------ Data for the task

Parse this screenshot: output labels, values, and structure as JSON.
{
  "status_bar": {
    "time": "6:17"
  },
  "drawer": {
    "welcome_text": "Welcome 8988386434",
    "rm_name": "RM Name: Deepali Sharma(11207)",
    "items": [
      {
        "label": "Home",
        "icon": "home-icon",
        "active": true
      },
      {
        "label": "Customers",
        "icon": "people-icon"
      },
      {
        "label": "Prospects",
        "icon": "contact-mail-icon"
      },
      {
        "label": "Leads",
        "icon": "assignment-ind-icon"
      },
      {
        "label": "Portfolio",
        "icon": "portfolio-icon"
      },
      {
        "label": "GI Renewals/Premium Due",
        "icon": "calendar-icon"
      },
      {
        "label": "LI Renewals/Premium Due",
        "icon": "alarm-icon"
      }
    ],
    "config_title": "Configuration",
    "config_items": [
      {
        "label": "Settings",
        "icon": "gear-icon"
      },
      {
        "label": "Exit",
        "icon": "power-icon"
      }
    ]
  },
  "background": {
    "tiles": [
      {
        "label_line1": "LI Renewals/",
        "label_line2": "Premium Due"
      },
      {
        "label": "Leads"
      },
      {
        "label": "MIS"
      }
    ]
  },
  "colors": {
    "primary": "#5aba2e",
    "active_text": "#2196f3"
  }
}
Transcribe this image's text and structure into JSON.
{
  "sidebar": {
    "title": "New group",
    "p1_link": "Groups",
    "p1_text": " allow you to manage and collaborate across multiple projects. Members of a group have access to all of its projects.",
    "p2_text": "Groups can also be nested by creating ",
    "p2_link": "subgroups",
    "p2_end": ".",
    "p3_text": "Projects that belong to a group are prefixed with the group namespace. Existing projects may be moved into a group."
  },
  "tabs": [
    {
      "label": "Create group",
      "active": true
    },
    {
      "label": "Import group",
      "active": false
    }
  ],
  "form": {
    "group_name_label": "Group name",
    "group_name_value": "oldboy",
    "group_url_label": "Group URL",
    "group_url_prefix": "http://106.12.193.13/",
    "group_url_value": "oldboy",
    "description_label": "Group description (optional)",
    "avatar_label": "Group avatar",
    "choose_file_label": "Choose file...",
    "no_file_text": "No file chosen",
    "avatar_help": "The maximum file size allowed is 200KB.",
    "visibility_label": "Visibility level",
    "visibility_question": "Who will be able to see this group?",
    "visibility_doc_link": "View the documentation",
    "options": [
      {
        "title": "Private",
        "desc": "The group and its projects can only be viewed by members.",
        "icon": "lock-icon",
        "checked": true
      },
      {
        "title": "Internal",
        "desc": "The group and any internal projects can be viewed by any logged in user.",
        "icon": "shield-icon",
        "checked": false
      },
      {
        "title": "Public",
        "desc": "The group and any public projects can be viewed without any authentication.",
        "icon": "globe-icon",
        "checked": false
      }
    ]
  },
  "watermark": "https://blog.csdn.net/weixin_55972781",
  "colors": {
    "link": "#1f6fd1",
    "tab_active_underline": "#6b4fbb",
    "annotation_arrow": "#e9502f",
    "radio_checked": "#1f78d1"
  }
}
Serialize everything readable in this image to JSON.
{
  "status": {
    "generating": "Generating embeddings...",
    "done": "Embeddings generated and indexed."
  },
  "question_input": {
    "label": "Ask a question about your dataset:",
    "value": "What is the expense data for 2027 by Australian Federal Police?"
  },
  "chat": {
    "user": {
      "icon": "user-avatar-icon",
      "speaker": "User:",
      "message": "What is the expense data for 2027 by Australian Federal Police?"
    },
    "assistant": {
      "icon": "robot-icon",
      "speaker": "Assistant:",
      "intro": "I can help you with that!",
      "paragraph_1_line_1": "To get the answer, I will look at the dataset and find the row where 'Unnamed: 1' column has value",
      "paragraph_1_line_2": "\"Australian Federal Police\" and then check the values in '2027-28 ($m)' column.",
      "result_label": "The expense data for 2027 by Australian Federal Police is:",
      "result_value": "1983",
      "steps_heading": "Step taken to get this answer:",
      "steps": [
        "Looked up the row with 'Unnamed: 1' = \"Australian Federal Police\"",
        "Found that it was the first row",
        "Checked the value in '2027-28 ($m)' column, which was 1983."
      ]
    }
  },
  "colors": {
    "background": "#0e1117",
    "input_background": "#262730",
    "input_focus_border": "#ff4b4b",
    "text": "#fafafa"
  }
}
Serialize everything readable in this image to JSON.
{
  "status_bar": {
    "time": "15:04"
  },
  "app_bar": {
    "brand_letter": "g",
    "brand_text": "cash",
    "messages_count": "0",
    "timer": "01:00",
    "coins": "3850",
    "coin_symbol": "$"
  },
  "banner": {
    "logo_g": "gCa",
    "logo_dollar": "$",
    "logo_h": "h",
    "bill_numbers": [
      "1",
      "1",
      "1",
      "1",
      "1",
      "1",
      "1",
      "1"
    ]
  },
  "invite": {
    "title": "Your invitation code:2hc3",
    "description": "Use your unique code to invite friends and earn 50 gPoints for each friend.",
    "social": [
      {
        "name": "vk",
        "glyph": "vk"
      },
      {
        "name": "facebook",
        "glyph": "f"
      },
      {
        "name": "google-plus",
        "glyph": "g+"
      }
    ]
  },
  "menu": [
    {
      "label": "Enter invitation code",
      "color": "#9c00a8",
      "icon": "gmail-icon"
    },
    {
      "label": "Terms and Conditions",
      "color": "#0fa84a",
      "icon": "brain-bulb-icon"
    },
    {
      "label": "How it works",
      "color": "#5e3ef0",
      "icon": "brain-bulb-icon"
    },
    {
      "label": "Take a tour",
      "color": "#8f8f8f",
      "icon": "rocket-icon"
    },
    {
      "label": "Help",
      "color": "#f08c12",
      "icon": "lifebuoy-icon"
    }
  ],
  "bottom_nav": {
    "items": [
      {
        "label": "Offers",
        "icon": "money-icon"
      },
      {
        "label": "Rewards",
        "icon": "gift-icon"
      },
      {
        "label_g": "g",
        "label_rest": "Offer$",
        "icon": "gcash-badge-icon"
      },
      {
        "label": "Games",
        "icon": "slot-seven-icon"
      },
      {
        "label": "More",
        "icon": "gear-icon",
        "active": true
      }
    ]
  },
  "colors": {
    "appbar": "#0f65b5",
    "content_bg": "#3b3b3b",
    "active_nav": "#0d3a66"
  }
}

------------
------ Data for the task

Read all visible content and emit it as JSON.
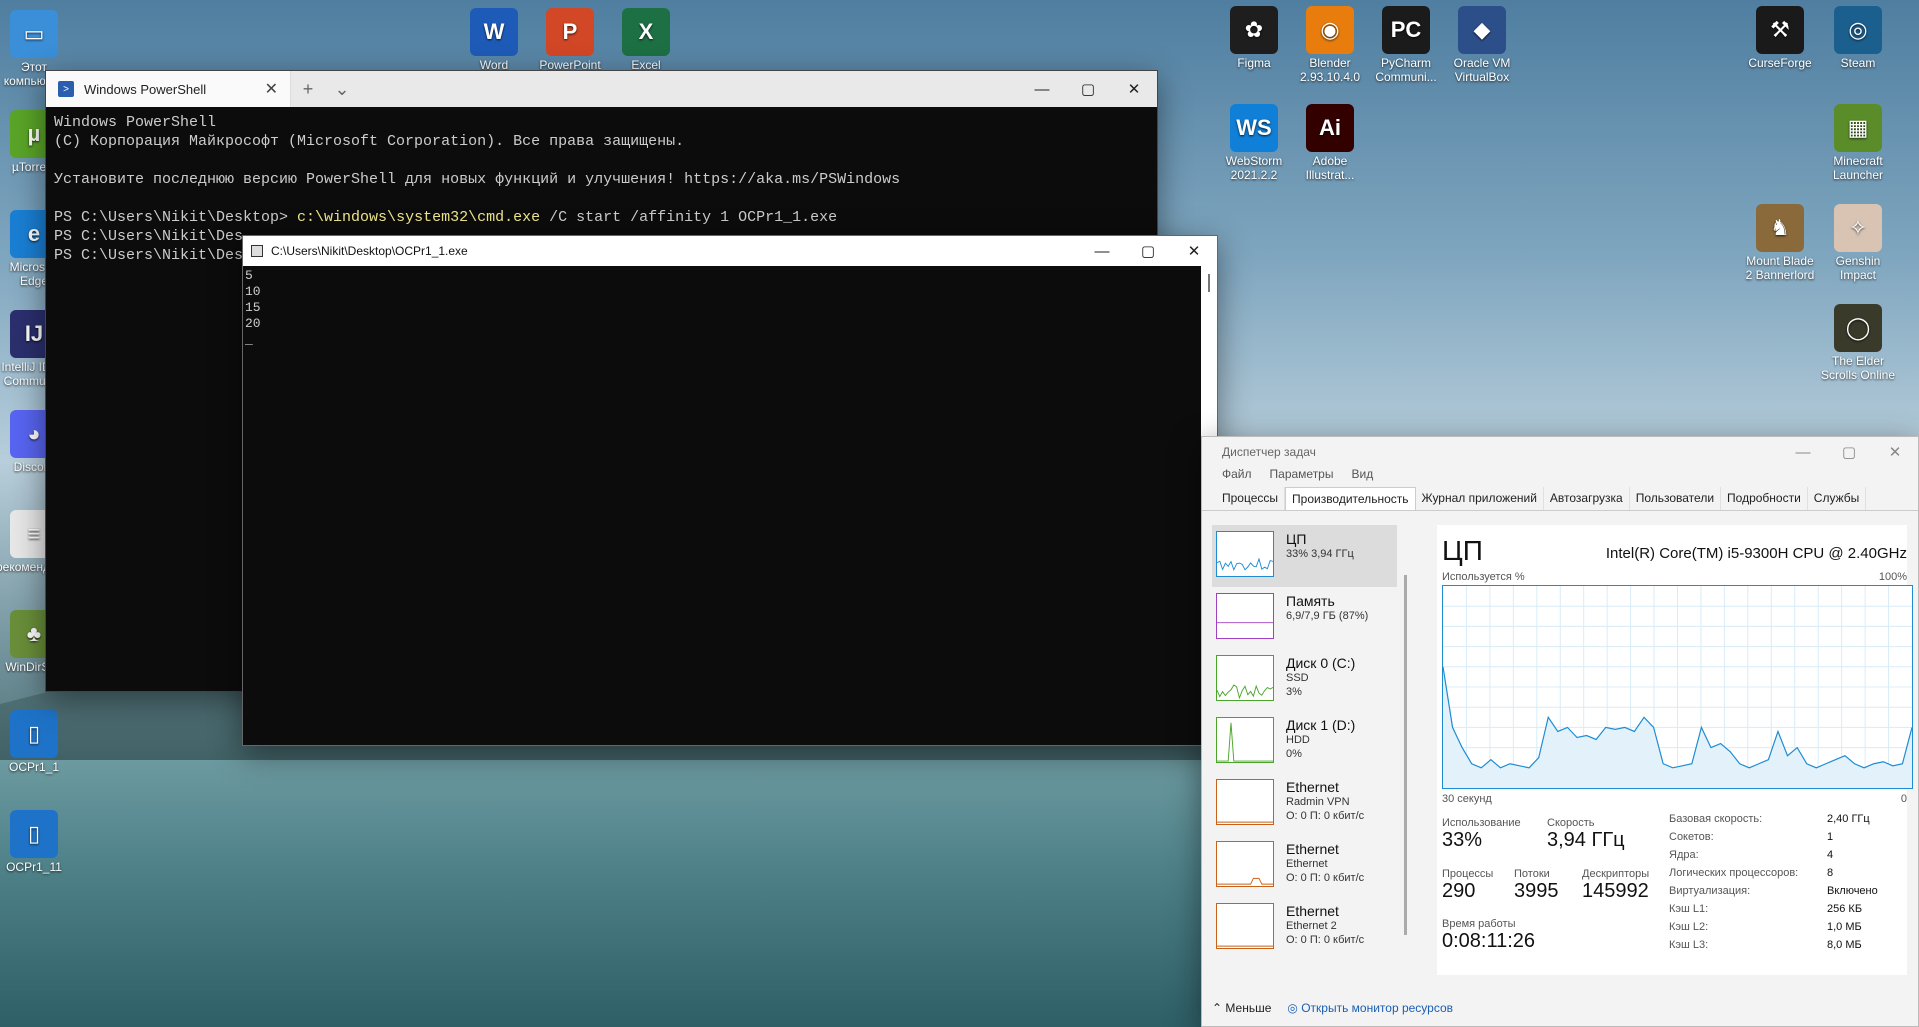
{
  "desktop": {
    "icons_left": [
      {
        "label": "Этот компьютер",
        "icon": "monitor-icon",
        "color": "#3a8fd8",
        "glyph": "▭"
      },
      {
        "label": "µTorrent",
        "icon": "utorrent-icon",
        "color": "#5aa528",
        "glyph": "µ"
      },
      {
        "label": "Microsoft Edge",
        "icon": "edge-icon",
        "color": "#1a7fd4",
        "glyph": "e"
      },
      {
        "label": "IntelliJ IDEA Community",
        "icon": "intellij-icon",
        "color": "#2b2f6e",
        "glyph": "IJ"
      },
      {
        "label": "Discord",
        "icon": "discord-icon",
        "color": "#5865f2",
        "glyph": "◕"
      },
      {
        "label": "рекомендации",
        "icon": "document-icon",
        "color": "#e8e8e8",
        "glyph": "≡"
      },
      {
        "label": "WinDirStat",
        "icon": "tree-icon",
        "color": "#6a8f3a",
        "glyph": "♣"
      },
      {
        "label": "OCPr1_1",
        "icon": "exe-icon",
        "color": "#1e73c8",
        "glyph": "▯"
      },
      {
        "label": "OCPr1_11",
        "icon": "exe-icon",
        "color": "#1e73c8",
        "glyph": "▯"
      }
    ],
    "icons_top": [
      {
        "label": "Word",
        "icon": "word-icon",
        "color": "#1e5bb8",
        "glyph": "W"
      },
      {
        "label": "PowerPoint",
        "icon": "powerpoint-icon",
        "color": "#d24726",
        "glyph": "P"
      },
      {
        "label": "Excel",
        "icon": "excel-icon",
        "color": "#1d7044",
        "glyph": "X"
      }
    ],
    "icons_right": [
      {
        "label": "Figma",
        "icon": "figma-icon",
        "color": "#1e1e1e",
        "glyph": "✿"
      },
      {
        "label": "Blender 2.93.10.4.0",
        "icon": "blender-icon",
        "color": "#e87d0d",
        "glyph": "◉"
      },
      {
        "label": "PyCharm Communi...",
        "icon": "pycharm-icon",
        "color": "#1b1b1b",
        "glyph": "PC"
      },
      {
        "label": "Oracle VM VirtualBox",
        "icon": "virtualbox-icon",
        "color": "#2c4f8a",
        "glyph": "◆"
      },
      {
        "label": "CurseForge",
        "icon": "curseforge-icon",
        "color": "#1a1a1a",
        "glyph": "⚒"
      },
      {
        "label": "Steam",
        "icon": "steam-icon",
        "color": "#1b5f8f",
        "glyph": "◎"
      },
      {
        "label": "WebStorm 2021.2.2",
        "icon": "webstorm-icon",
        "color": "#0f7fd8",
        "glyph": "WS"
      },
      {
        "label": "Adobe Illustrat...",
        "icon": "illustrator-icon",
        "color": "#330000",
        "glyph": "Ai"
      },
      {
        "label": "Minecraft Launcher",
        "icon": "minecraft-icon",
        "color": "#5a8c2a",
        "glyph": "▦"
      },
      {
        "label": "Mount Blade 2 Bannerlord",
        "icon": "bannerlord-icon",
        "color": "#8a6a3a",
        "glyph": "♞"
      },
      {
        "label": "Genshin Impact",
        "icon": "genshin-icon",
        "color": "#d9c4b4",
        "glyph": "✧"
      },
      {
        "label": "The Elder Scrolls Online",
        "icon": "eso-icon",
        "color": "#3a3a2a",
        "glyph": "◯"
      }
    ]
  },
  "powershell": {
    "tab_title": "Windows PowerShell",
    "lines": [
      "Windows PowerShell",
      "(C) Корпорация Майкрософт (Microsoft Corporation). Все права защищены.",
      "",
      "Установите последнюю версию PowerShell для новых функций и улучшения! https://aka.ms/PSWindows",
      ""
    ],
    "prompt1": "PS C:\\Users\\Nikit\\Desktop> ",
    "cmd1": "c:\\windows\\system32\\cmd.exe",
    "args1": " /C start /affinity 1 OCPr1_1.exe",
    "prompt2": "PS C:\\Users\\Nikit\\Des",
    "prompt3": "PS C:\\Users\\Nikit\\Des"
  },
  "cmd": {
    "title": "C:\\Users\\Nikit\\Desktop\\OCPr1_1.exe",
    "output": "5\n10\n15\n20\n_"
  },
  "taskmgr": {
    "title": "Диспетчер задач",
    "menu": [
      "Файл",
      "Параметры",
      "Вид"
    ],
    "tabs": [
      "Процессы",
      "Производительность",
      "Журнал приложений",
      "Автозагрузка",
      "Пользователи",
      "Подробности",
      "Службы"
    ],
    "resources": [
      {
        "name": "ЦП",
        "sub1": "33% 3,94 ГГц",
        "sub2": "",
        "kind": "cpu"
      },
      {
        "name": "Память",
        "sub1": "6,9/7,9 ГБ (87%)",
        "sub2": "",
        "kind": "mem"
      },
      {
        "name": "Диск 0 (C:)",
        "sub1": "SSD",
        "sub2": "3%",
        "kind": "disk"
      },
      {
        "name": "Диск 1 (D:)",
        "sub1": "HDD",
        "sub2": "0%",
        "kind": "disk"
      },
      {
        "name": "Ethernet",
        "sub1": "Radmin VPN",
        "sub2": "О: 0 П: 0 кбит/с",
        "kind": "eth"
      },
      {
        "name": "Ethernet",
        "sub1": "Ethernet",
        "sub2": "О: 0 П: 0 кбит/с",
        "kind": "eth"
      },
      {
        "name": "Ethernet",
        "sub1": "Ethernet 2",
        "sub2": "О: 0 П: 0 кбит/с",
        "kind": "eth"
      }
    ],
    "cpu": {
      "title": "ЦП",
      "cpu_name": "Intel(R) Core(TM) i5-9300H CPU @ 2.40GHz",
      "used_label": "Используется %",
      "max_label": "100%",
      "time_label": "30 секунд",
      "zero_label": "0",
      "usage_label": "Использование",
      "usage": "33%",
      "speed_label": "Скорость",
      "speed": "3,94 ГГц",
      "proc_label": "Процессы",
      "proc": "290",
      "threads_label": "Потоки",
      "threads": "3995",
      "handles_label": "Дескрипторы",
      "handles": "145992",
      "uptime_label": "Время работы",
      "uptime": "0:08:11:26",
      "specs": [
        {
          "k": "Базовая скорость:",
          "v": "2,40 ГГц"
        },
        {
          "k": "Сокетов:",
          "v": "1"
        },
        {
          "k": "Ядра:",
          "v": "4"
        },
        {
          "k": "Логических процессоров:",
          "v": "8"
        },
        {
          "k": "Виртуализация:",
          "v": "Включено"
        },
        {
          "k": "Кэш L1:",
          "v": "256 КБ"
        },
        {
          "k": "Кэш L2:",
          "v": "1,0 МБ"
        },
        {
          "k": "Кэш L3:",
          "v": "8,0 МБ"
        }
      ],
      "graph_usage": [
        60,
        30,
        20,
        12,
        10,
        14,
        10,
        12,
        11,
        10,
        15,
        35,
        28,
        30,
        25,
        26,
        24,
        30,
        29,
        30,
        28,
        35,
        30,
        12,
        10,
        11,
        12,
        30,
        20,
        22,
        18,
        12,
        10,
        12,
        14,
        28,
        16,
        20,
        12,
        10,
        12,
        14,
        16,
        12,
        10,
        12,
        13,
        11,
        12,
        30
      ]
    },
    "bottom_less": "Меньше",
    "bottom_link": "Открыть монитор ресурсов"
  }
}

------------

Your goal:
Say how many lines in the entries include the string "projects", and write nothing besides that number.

Expected answer:
5